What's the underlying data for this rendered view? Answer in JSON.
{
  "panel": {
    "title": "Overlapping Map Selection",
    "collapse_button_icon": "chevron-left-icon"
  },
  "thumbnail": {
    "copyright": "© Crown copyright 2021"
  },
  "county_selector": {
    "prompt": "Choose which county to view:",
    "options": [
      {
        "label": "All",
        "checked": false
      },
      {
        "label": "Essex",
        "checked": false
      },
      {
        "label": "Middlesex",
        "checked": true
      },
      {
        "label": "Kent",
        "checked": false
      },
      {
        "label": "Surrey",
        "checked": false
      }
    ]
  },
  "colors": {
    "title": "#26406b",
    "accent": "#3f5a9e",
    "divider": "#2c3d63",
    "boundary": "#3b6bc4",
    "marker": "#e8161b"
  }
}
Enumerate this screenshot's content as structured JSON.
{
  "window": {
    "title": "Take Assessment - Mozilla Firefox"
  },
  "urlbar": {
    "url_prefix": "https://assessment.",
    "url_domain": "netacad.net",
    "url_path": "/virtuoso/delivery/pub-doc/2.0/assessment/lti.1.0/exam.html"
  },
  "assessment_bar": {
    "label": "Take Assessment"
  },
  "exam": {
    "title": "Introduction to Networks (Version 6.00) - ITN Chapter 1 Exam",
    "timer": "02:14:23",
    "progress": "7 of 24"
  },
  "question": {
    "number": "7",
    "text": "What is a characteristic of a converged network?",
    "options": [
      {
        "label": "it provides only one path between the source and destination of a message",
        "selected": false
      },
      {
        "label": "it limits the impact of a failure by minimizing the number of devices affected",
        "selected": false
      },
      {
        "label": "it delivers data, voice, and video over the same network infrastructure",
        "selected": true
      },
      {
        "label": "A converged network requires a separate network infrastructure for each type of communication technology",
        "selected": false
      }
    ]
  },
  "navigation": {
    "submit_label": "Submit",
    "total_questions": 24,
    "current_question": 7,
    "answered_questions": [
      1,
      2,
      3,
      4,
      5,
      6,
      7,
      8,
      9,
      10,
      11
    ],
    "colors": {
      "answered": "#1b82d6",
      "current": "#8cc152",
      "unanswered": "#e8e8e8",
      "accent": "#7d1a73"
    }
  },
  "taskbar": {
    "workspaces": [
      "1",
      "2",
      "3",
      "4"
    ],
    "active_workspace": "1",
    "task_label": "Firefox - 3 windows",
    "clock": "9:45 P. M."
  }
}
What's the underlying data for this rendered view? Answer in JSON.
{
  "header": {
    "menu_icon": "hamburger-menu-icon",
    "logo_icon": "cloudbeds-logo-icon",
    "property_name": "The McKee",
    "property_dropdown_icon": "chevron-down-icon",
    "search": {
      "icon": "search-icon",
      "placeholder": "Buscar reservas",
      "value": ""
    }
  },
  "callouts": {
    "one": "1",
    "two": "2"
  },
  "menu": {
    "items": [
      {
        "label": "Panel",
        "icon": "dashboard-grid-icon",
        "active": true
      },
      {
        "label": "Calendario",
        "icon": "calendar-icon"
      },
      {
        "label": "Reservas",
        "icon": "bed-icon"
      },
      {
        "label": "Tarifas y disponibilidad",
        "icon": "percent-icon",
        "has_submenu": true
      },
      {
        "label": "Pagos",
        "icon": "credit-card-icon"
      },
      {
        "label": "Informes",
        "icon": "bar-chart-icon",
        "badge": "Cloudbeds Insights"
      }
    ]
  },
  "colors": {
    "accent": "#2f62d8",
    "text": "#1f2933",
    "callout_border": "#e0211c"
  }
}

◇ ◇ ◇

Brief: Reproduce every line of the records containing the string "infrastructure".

Answer space:
        "label": "it delivers data, voice, and video over the same network infrastructure",
        "label": "A converged network requires a separate network infrastructure for each type of communication technology",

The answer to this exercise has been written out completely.